» **WORK ITEM**
This exercise calls for all the entries that follow to be set down exactly, without their images.

[RECORDS]

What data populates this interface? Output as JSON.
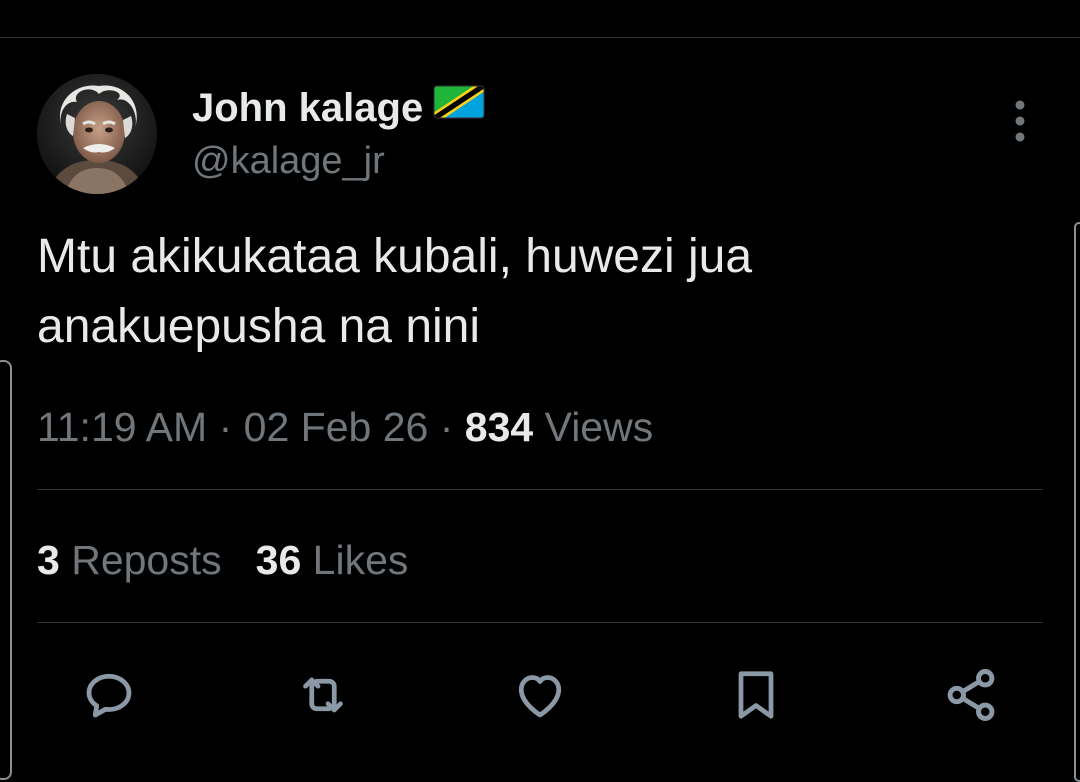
{
  "author": {
    "display_name": "John kalage",
    "handle": "@kalage_jr",
    "flag_icon": "tanzania-flag-icon"
  },
  "tweet": {
    "text": "Mtu akikukataa kubali, huwezi jua anakuepusha na nini",
    "time": "11:19 AM",
    "date": "02 Feb 26",
    "views_count": "834",
    "views_label": "Views",
    "separator": "·"
  },
  "stats": {
    "reposts_count": "3",
    "reposts_label": "Reposts",
    "likes_count": "36",
    "likes_label": "Likes"
  },
  "actions": [
    "reply-icon",
    "repost-icon",
    "like-icon",
    "bookmark-icon",
    "share-icon"
  ],
  "colors": {
    "background": "#000000",
    "primary_text": "#e7e9ea",
    "secondary_text": "#71767b",
    "divider": "#2f3336",
    "icon": "#8b98a5"
  }
}
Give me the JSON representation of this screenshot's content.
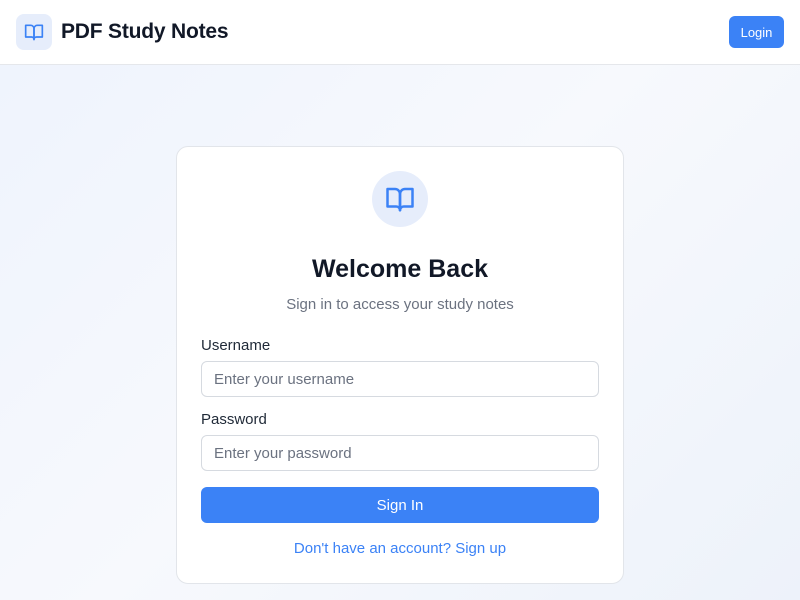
{
  "header": {
    "title": "PDF Study Notes",
    "brand_icon": "book-open-icon",
    "login_label": "Login"
  },
  "card": {
    "icon": "book-open-icon",
    "title": "Welcome Back",
    "subtitle": "Sign in to access your study notes",
    "username_label": "Username",
    "username_placeholder": "Enter your username",
    "username_value": "",
    "password_label": "Password",
    "password_placeholder": "Enter your password",
    "password_value": "",
    "signin_label": "Sign In",
    "signup_text": "Don't have an account? Sign up"
  },
  "colors": {
    "accent": "#3b82f6",
    "icon_bg": "#e6edfb",
    "text_primary": "#111827",
    "text_muted": "#6b7280"
  }
}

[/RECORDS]

» **WRITTEN SOLUTION**
What data populates this interface? Output as JSON.
{
  "author": {
    "display_name": "John kalage",
    "handle": "@kalage_jr",
    "flag_icon": "tanzania-flag-icon"
  },
  "tweet": {
    "text": "Mtu akikukataa kubali, huwezi jua anakuepusha na nini",
    "time": "11:19 AM",
    "date": "02 Feb 26",
    "views_count": "834",
    "views_label": "Views",
    "separator": "·"
  },
  "stats": {
    "reposts_count": "3",
    "reposts_label": "Reposts",
    "likes_count": "36",
    "likes_label": "Likes"
  },
  "actions": [
    "reply-icon",
    "repost-icon",
    "like-icon",
    "bookmark-icon",
    "share-icon"
  ],
  "colors": {
    "background": "#000000",
    "primary_text": "#e7e9ea",
    "secondary_text": "#71767b",
    "divider": "#2f3336",
    "icon": "#8b98a5"
  }
}
Give me the JSON representation of this screenshot's content.
{
  "header": {
    "title": "PDF Study Notes",
    "brand_icon": "book-open-icon",
    "login_label": "Login"
  },
  "card": {
    "icon": "book-open-icon",
    "title": "Welcome Back",
    "subtitle": "Sign in to access your study notes",
    "username_label": "Username",
    "username_placeholder": "Enter your username",
    "username_value": "",
    "password_label": "Password",
    "password_placeholder": "Enter your password",
    "password_value": "",
    "signin_label": "Sign In",
    "signup_text": "Don't have an account? Sign up"
  },
  "colors": {
    "accent": "#3b82f6",
    "icon_bg": "#e6edfb",
    "text_primary": "#111827",
    "text_muted": "#6b7280"
  }
}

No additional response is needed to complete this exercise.